_Your instructions_:
Of the entries below, copy only those lines that contain the word "pentText".

_Data for analysis_:
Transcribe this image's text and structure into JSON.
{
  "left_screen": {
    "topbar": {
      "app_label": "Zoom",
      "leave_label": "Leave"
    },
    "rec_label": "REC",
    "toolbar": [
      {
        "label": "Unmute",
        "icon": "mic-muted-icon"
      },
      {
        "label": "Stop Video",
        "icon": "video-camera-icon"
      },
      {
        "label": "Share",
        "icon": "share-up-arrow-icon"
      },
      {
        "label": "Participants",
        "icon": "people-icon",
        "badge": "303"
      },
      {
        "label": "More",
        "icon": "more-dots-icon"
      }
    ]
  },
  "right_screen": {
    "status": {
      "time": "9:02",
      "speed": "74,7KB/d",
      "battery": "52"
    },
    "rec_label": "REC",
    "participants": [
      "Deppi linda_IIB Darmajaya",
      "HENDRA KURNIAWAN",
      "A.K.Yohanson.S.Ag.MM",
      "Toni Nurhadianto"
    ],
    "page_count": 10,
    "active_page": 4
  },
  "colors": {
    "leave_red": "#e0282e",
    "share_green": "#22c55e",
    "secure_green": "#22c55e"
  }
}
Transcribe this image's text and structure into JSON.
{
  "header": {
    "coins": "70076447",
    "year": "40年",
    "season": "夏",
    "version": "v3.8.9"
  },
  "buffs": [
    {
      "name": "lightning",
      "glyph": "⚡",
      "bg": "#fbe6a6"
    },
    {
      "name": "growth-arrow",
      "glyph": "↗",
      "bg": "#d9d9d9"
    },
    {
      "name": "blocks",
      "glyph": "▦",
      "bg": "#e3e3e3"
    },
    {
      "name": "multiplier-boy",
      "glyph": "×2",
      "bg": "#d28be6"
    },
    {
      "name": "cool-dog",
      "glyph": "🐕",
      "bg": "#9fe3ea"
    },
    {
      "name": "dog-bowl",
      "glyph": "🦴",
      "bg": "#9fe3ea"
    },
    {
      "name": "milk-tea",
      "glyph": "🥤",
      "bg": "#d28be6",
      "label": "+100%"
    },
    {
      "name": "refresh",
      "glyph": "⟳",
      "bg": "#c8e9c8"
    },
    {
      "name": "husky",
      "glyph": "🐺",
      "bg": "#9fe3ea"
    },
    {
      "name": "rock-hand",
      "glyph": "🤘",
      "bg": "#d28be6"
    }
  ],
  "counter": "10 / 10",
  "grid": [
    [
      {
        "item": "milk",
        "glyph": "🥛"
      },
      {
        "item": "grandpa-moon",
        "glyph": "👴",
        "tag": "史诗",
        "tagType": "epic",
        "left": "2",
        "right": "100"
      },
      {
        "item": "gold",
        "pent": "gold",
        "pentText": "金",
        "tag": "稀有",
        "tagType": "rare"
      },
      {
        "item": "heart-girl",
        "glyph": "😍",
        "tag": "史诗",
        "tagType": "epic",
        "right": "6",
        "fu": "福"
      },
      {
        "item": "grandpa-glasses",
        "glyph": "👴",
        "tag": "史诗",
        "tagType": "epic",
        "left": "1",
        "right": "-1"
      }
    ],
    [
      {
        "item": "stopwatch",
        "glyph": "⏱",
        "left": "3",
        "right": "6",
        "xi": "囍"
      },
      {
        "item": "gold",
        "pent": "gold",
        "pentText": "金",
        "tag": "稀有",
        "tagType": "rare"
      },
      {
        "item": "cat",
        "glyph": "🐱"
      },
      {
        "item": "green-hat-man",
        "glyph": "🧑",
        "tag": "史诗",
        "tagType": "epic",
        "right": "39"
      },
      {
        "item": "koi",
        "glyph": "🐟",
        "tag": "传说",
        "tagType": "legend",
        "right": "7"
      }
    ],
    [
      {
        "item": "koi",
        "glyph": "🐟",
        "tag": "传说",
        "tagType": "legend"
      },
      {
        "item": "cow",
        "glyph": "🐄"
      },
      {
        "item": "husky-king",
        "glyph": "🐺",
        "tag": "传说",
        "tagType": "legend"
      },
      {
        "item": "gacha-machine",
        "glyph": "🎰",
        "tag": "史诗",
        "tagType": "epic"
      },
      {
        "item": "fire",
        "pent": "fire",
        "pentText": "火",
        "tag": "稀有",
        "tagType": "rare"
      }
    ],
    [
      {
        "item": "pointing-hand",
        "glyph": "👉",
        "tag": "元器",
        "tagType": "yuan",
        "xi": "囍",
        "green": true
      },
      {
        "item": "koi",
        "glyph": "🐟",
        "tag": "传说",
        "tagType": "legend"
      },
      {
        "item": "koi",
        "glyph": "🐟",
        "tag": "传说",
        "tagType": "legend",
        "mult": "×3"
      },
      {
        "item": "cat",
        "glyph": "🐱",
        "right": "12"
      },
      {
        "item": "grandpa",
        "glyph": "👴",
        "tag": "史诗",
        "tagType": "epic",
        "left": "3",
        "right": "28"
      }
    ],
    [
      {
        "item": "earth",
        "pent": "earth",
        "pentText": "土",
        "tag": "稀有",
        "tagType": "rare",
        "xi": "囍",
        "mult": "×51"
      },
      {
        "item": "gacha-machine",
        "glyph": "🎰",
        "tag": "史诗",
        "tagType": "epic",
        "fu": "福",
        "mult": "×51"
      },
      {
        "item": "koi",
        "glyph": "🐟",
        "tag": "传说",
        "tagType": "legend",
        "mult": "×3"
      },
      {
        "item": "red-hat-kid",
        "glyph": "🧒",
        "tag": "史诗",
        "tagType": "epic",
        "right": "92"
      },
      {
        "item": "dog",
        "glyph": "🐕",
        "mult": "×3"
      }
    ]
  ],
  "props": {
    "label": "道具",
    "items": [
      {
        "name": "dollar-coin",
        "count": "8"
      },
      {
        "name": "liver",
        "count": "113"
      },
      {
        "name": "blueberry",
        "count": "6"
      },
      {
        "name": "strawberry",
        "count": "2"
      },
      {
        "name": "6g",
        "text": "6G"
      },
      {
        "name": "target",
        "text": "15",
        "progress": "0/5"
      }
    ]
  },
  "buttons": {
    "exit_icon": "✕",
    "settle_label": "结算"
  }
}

_Output of the exercise_:
        "pentText": "金",
        "pentText": "金",
        "pentText": "火",
        "pentText": "土",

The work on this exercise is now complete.